An ambassador’s duty is to communicate, look for opportunities for cooperation, get information to deliver to his home country, etc. The same applies to the circle of experts on both sides who are communicating and cooperating in order to take their countries away from confrontation through building cooperation and allowing a free exchange of ideas. There are several regular formats and individuals actively working on the US-Russia track. It was always like this, even in times of heightened political confrontation.
The hysteria over Russia’s ambassador to the US and high-level Americans having contacts with Russian counterparts brought the possibility of ameliorating the Russia-US ties to an absolute impasse.
Political entities actually risk their careers for meeting or being in contact with Russian officials and risk being investigated for concealing the meetings.
“How much Putin in Trump?” is literally the main concern of the media and political establishment.
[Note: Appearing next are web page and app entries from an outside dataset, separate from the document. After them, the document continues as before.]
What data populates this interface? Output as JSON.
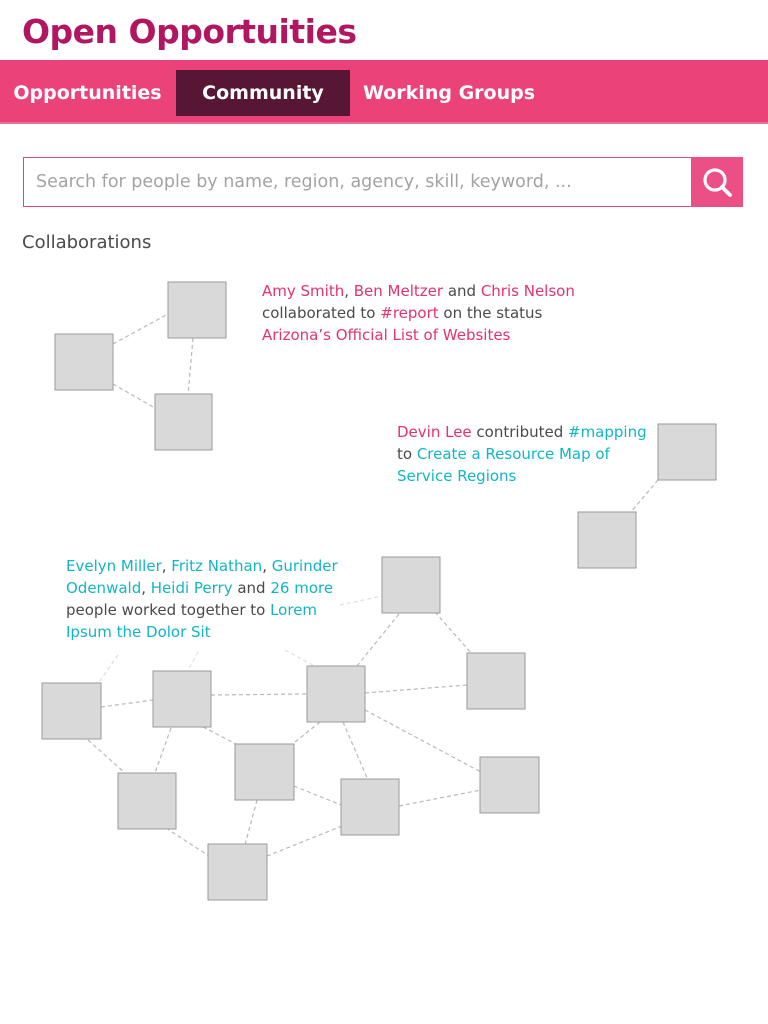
{
  "app": {
    "title": "Open Opportuities"
  },
  "nav": {
    "items": [
      {
        "label": "Opportunities",
        "active": false
      },
      {
        "label": "Community",
        "active": true
      },
      {
        "label": "Working Groups",
        "active": false
      }
    ]
  },
  "search": {
    "placeholder": "Search for people by name, region, agency, skill, keyword, ...",
    "value": "",
    "button_icon": "search-icon"
  },
  "collaborations": {
    "heading": "Collaborations",
    "items": [
      {
        "people": [
          "Amy Smith",
          "Ben Meltzer",
          "Chris Nelson"
        ],
        "sep1": ", ",
        "sep2": " and ",
        "text1": " collaborated to ",
        "tag": "#report",
        "text2": " on the status ",
        "project": "Arizona’s Official List of Websites"
      },
      {
        "person": "Devin Lee",
        "text1": " contributed ",
        "tag": "#mapping",
        "text2": " to ",
        "project": "Create a Resource Map of Service Regions"
      },
      {
        "people": [
          "Evelyn Miller",
          "Fritz Nathan",
          "Gurinder Odenwald",
          "Heidi Perry"
        ],
        "sep1": ", ",
        "sep3": " and ",
        "more": "26 more",
        "text1": " people worked together to ",
        "project": "Lorem Ipsum the Dolor Sit"
      }
    ]
  },
  "colors": {
    "brand_title": "#b11660",
    "nav_bar": "#ec427a",
    "nav_active": "#561634",
    "link_pink": "#e5326f",
    "link_teal": "#11b5c6",
    "node_fill": "#d9d9d9"
  }
}
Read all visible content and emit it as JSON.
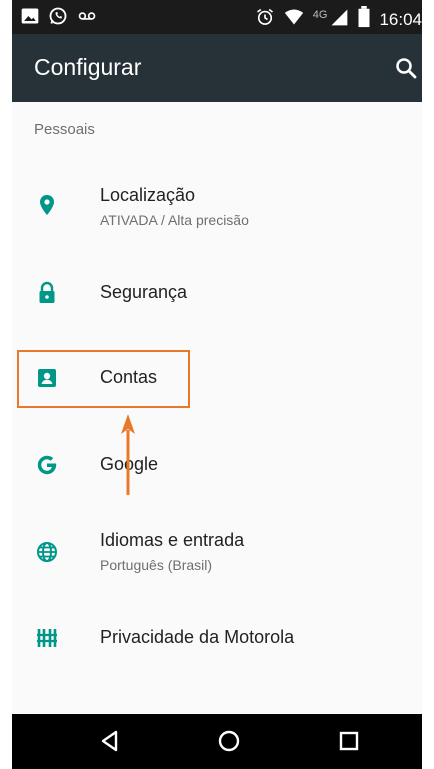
{
  "status_bar": {
    "left_icons": [
      "image-icon",
      "whatsapp-icon",
      "voicemail-icon"
    ],
    "right_icons": [
      "alarm-icon",
      "wifi-icon",
      "signal-icon",
      "battery-icon"
    ],
    "network": "4G",
    "time": "16:04"
  },
  "app_bar": {
    "title": "Configurar",
    "search_icon": "search-icon",
    "background": "#263238"
  },
  "section": {
    "label": "Pessoais"
  },
  "items": [
    {
      "title": "Localização",
      "subtitle": "ATIVADA / Alta precisão",
      "icon": "location-pin-icon"
    },
    {
      "title": "Segurança",
      "icon": "lock-icon"
    },
    {
      "title": "Contas",
      "icon": "account-box-icon",
      "highlighted": true
    },
    {
      "title": "Google",
      "icon": "google-g-icon"
    },
    {
      "title": "Idiomas e entrada",
      "subtitle": "Português (Brasil)",
      "icon": "globe-icon"
    },
    {
      "title": "Privacidade da Motorola",
      "icon": "motorola-privacy-icon"
    }
  ],
  "nav_bar": {
    "buttons": [
      "back-icon",
      "home-icon",
      "recents-icon"
    ]
  },
  "colors": {
    "accent": "#009688",
    "annotation": "#e8792a"
  }
}
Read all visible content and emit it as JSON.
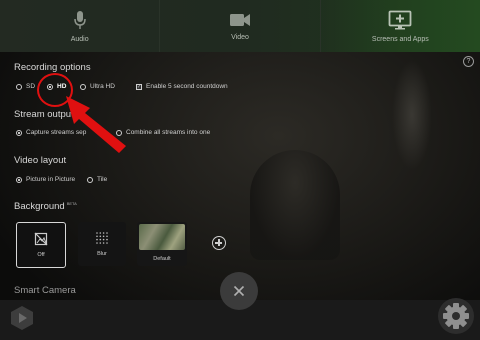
{
  "tabs": [
    {
      "label": "Audio",
      "icon": "microphone-icon"
    },
    {
      "label": "Video",
      "icon": "video-camera-icon"
    },
    {
      "label": "Screens and Apps",
      "icon": "screen-add-icon"
    }
  ],
  "recording": {
    "title": "Recording options",
    "sd_label": "SD",
    "hd_label": "HD",
    "ultrahd_label": "Ultra HD",
    "countdown_label": "Enable 5 second countdown",
    "selected": "HD",
    "countdown_checked": true
  },
  "stream_output": {
    "title": "Stream output",
    "capture_label": "Capture streams sep",
    "combine_label": "Combine all streams into one",
    "selected": "Capture streams separately"
  },
  "video_layout": {
    "title": "Video layout",
    "pip_label": "Picture in Picture",
    "tile_label": "Tile",
    "selected": "Picture in Picture"
  },
  "background": {
    "title": "Background",
    "beta": "BETA",
    "cards": [
      {
        "label": "Off",
        "icon": "no-background-icon",
        "selected": true
      },
      {
        "label": "Blur",
        "icon": "blur-dots-icon",
        "selected": false
      },
      {
        "label": "Default",
        "icon": "landscape-thumbnail",
        "selected": false
      }
    ],
    "add_icon": "plus-circle-icon"
  },
  "smart_camera": {
    "title": "Smart Camera"
  },
  "colors": {
    "annotation": "#e01010",
    "topbar_accent": "#244a20"
  }
}
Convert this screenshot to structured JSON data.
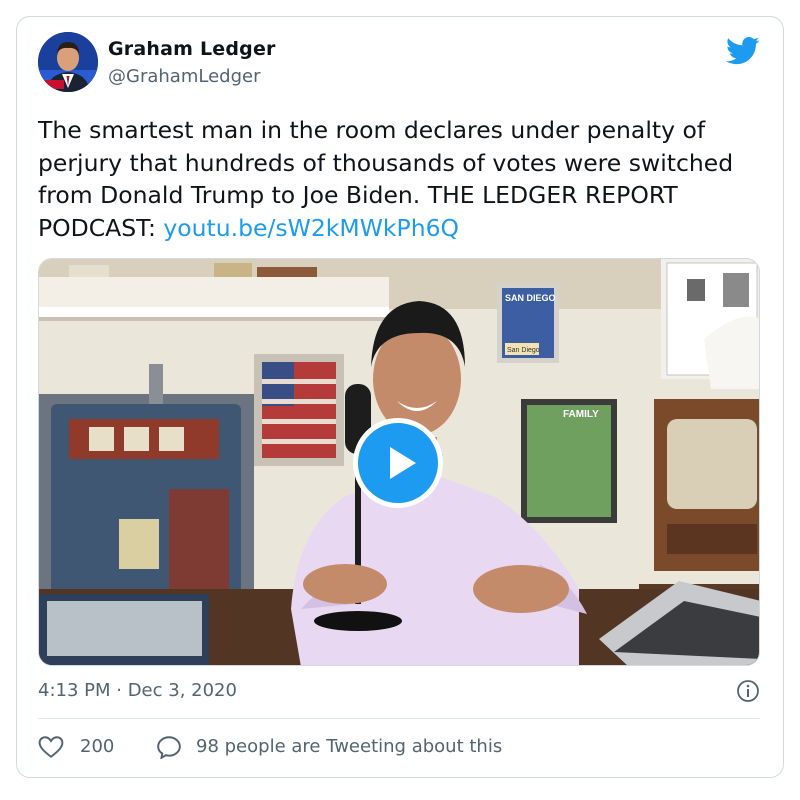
{
  "author": {
    "display_name": "Graham Ledger",
    "handle": "@GrahamLedger",
    "avatar_icon": "profile-photo-man-in-suit"
  },
  "tweet": {
    "text": "The smartest man in the room declares under penalty of perjury that hundreds of thousands of votes were switched from Donald Trump to Joe Biden. THE LEDGER REPORT PODCAST: ",
    "link_text": "youtu.be/sW2kMWkPh6Q",
    "media": {
      "type": "video",
      "play_icon": "play-icon",
      "poster_caption": "SAN DIEGO",
      "poster_footer": "San Diego",
      "frame_caption": "FAMILY"
    }
  },
  "meta": {
    "timestamp": "4:13 PM · Dec 3, 2020",
    "info_icon": "info-icon"
  },
  "actions": {
    "like_count": "200",
    "reply_text": "98 people are Tweeting about this"
  },
  "colors": {
    "accent": "#1d9bf0",
    "text_primary": "#0f1419",
    "text_secondary": "#536471",
    "border": "#cfd9de"
  }
}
Trump has to use metaphors and speak obliquely on any subject in any way related to Russia.
Any attempt by the Trump administration to decrease tension with Russia will most likely be taken by the media and opposing political circles as political treason and form the basis for impeachment; if that happens, the country will plunge into a deeper political crisis and the world will be pushed to extreme uncertainty.
The possible coverage and the impact of a hypothetical meeting between Putin and Trump, which will have to take place sometime in the future, produces shivers in the present environment.
In such circumstances, all hopes to ease tension between the two powers are vanishing. Continuing the confrontation serves neither the interests of the two powers nor of the world at large. The international community is facing enormous challenges; in order to face them, it should stay united.
The Middle East needs Moscow’s and Washington’s cooperation to successfully fight terrorism and to address the rising conflicts among regional powers and forces. A confrontation between the global powers only plays into the hands of destructive forces and pushes the world closer to a fatal collapse. The unjustified paranoia in the US will thus cost the world dearly.
*Maria Dubovikova is a prominent political commentator, researcher and expert on Middle East affairs. She is president of the Moscow-based International Middle Eastern Studies Club (IMESClub). She can be reached on Twitter: @politblogme.